Ola Mildred Rexroat was looking for a way to do her part in the war effort in the 1940s. Being a riveter seemed too dangerous, she said, so she opted for a different path: being a military pilot.
Rexroat goes by "Millie" today, but "Rexy," or "Sexy Rexy," as her old chums call her, served in the Women Airforce Service Pilots, which flew noncombat missions so male pilots could train and deploy. The WASP pilots' story lived in obscurity for years because of stigma and secret records, and they were not officially recognized until 1977.
"I just did what I was expected to do and tried to do it the best way I could," Rexroat said. "If I did accomplish anything or add anything to the war effort, I am happy now, and I was happy at the time."
Now 93, Rexroat is one of only 275 surviving WASPs of the original 1,074. She is the last in South Dakota, and the Oglala Lakota is the only female Native American to serve in the WASPs.
Although she is losing her sight and hearing, Rexroat remembers details sharply and will keep an audience on its toes with her wit. She is set to speak at the American Legion next week in Rapid City at a women's veterans appreciation luncheon, open to the public.
Rexroat recently recalled time spent with fellow pilots while sitting in her home near Hot Springs.

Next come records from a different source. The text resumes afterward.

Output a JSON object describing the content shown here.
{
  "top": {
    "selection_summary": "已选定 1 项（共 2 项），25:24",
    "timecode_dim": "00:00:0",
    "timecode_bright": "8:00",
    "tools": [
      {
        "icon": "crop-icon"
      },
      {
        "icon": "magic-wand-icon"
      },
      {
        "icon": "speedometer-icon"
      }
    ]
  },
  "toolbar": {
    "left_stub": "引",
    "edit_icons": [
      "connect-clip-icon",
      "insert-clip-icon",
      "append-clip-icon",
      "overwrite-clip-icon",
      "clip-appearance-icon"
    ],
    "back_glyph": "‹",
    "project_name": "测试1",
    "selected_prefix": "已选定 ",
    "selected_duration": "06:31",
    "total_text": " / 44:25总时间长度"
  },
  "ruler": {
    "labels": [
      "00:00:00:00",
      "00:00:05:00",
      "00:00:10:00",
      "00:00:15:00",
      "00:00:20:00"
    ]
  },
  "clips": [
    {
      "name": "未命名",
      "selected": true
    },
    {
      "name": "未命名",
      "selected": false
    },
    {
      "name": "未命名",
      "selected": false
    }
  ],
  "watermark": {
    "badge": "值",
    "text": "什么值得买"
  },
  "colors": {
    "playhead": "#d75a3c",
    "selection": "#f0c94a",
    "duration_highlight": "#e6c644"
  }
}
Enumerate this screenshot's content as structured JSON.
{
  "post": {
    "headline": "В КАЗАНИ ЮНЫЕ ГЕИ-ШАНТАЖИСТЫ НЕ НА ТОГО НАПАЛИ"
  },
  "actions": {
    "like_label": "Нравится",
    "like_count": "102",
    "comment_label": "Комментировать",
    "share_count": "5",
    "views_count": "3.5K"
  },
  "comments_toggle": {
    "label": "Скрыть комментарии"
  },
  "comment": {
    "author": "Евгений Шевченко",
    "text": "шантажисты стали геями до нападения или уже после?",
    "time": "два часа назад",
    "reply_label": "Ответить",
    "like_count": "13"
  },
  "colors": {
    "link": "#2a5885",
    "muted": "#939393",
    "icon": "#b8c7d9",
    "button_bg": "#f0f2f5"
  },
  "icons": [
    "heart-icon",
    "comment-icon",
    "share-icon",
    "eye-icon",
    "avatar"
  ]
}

She lives with her former health care provider Barb Almich.
Almich urged Rexroat to tell her "driving" story Wednesday. After the two stopped giggling, Rexroat explained that a superior flipped her the keys to a jeep to retrieve a training target in a field after she landed one day.
"This was a big problem for me, because I didn't know how to drive," Rexroat said. "I had never learned how to drive a car. I don't think anybody trusted me with a car, but I could fly a plane."
WASPs collectively logged 60 million miles of flying and flew all types of planes used by the military, ferrying them from the factory to a base. Rexroat towed a target for other pilots to practice firing at.
Asked if she ever worried about the dangers of flying or getting shot, Rexroat shrugged.
"I never gave it a thought. You couldn't worry about things like that. ... You can't live forever," she said. "They checked the target after we came down, and of course, it was to our credit if it had lots of holes in it; that meant we had been maintaining our altitude and heading."
Reached in Texas on Wednesday, fellow pilot Mary Alice Vandeventer, 87, remembers going through training with Rexroat in 1944 in Sweetwater, Texas.
The tight-knit group has kept in contact with regular reunions, including a trip this spring to Washington D.C., to accept the Congressional Gold Medal.
"It didn't occur to us at the time. It was just something you wanted to do," Vandeventer said.
For years, the WASPs were not recognized as veterans. Not until 1977, when President Jimmy Carter signed a bill making them a part of the Air Force, did they receive right to be buried with a flag, buried in a military cemetery and gain access to U.S. Department of Veterans Affairs hospitals.
The youngest surviving members of the group are 87, and the oldest is 100.
"They are looked up to by the modern-day female pilot as pioneers," said Sharron Davis, executive director of the National WASP World War II Museum in Sweetwater, Texas.
Currently, officials at Ellsworth Air Force Base said women make up nine of the 160 pilots, co-pilots and weapons systems officers on the base.
Women make up about 11 percent of the force in Afghanistan and Iraq, according to Deb Eiring, spokeswoman for the VA Black Hills Health Care System.
"They can have some of the exact same medical conditions that men have; there are not gender-specific things. Simply being a warrior, male or female, has its own challenges," Eiring said.
Contact Nick Penzenstadler at 394-8415 or firstname.lastname@example.org